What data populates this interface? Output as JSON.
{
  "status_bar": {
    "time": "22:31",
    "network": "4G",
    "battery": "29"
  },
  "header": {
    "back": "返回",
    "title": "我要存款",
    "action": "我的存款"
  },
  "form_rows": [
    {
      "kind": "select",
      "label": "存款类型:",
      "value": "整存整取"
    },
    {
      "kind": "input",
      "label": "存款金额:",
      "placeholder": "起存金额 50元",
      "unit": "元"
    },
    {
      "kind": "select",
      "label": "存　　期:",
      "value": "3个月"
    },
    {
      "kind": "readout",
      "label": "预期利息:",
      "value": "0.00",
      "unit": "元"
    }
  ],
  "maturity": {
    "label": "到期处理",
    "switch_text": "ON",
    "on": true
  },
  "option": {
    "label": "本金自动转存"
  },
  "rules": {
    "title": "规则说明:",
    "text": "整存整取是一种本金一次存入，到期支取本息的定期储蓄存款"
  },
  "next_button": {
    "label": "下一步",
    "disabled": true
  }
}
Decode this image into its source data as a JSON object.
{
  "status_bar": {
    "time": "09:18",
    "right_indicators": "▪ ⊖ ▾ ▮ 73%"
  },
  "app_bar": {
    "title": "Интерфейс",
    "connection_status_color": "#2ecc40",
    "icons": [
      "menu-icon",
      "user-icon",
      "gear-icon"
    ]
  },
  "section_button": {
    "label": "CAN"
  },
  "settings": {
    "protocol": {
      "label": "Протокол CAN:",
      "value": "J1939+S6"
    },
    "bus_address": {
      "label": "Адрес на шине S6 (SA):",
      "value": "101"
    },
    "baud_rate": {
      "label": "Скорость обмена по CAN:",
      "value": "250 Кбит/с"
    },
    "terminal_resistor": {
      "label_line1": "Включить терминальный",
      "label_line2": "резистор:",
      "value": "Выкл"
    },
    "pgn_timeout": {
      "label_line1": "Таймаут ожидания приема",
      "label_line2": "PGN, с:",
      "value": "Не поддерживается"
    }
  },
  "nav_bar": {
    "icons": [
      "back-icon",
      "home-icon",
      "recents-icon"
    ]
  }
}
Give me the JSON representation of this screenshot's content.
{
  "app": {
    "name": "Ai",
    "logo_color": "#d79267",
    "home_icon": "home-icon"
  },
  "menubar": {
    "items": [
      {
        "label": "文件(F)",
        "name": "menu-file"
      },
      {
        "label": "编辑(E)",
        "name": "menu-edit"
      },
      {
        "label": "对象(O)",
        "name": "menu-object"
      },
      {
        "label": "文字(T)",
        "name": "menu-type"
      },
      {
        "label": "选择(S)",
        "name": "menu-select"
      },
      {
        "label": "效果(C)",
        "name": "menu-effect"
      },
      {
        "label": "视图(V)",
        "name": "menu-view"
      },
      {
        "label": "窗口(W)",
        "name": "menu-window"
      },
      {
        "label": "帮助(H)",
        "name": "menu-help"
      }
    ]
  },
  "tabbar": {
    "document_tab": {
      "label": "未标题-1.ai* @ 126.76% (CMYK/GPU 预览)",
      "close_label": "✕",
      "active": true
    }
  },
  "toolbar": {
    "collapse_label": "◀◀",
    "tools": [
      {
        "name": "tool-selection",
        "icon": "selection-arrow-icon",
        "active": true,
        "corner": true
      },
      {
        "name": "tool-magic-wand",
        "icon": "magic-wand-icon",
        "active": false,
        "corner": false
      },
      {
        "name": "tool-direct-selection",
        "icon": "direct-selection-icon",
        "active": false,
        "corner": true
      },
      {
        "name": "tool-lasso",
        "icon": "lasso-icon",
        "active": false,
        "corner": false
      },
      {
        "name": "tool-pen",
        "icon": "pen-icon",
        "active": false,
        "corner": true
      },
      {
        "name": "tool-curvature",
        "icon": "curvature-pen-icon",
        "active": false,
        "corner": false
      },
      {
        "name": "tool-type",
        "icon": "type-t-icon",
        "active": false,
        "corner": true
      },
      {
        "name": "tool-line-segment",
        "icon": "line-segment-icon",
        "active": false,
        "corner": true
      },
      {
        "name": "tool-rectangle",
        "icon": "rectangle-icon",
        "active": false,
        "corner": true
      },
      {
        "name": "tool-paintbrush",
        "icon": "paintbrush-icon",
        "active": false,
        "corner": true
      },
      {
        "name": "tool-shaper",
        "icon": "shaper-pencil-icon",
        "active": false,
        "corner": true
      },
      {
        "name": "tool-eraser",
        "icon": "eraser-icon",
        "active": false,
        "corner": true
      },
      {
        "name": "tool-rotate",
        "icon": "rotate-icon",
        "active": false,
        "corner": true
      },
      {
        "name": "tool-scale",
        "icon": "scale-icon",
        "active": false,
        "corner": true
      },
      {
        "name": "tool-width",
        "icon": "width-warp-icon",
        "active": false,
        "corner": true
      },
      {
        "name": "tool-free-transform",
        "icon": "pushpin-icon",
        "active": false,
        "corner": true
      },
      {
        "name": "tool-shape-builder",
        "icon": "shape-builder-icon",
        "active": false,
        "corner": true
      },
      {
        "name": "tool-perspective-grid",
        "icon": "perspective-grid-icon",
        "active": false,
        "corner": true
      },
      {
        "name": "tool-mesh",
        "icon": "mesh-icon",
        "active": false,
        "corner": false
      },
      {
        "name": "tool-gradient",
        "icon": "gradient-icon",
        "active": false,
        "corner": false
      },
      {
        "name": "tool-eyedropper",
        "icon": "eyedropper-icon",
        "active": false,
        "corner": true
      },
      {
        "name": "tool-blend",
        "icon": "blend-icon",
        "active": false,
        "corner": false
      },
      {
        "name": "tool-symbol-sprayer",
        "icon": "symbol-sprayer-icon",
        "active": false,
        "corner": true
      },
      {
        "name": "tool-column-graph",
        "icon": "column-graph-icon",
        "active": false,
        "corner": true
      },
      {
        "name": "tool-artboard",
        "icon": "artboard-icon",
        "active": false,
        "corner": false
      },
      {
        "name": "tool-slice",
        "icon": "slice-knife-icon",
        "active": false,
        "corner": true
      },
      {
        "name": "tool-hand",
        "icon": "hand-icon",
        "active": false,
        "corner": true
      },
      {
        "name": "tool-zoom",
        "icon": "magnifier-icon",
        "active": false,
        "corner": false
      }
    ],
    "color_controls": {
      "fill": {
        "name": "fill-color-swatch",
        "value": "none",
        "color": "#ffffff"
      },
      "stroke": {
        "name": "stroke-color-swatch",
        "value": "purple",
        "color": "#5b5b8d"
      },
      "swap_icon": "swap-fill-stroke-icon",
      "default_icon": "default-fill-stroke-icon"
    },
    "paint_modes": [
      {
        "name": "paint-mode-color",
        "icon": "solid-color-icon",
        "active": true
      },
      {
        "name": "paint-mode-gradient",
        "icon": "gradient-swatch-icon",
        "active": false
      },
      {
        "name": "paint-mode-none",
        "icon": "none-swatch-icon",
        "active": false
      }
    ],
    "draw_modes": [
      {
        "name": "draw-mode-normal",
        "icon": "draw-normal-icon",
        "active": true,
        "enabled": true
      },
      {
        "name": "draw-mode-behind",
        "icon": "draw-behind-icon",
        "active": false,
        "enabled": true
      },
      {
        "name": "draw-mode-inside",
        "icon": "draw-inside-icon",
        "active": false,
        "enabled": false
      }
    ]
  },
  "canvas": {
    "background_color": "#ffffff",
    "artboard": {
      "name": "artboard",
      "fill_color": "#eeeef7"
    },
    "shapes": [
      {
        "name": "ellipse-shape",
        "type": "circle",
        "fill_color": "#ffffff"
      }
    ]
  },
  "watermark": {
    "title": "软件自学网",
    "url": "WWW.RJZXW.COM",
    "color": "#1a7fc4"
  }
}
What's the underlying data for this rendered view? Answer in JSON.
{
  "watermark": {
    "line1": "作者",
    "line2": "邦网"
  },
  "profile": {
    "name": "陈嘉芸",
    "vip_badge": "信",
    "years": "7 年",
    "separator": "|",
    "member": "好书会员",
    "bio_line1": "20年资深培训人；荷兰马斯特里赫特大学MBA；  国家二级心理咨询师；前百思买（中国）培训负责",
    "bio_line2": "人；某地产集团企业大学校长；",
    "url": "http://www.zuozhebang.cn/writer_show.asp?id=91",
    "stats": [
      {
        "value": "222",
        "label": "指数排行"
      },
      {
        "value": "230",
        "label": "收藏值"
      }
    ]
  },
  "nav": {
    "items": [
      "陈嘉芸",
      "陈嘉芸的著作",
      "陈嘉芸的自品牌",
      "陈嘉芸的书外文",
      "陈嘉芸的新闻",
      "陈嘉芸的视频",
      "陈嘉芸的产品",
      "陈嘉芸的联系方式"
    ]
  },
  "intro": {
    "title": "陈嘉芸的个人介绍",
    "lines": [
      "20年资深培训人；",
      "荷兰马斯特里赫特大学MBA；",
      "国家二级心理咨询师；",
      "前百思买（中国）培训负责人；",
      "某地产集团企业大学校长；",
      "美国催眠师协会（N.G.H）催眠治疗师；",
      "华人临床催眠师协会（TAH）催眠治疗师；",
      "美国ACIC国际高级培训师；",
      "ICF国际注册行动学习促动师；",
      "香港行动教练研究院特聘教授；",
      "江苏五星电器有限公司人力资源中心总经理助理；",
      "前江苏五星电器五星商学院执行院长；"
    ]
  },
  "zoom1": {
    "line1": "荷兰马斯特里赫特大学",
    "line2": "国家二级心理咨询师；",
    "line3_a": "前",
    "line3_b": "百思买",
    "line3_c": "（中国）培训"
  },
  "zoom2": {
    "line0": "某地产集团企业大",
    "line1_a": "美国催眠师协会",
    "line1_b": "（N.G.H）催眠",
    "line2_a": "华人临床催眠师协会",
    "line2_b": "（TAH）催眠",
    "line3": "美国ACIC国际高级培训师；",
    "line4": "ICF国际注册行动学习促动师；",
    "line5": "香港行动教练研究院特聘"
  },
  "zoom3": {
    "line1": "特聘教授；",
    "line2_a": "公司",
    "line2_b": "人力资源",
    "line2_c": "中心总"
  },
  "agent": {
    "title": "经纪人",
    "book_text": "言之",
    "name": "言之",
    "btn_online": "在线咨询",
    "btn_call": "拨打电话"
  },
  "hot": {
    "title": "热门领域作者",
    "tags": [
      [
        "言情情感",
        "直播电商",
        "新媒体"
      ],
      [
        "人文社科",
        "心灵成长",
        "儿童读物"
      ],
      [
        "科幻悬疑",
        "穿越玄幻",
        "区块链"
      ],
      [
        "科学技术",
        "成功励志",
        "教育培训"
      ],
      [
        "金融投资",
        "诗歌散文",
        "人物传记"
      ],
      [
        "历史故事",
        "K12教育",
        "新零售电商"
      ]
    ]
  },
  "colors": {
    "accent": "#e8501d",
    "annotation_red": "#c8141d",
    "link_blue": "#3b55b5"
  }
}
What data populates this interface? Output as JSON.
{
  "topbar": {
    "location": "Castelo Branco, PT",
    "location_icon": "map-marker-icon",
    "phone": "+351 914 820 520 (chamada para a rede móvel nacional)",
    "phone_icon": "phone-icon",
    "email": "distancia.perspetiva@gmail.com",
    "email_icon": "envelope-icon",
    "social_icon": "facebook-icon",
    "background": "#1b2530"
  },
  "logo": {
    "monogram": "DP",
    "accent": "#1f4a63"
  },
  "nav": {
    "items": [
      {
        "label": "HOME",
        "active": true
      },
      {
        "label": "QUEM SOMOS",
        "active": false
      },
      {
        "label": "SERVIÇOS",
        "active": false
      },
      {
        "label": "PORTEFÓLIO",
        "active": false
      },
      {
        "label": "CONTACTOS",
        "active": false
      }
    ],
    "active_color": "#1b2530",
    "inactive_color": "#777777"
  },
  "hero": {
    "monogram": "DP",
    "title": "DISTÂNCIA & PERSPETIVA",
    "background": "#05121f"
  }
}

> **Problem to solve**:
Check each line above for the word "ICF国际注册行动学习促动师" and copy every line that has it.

> **Problem solution**:
      "ICF国际注册行动学习促动师；",
    "line4": "ICF国际注册行动学习促动师；",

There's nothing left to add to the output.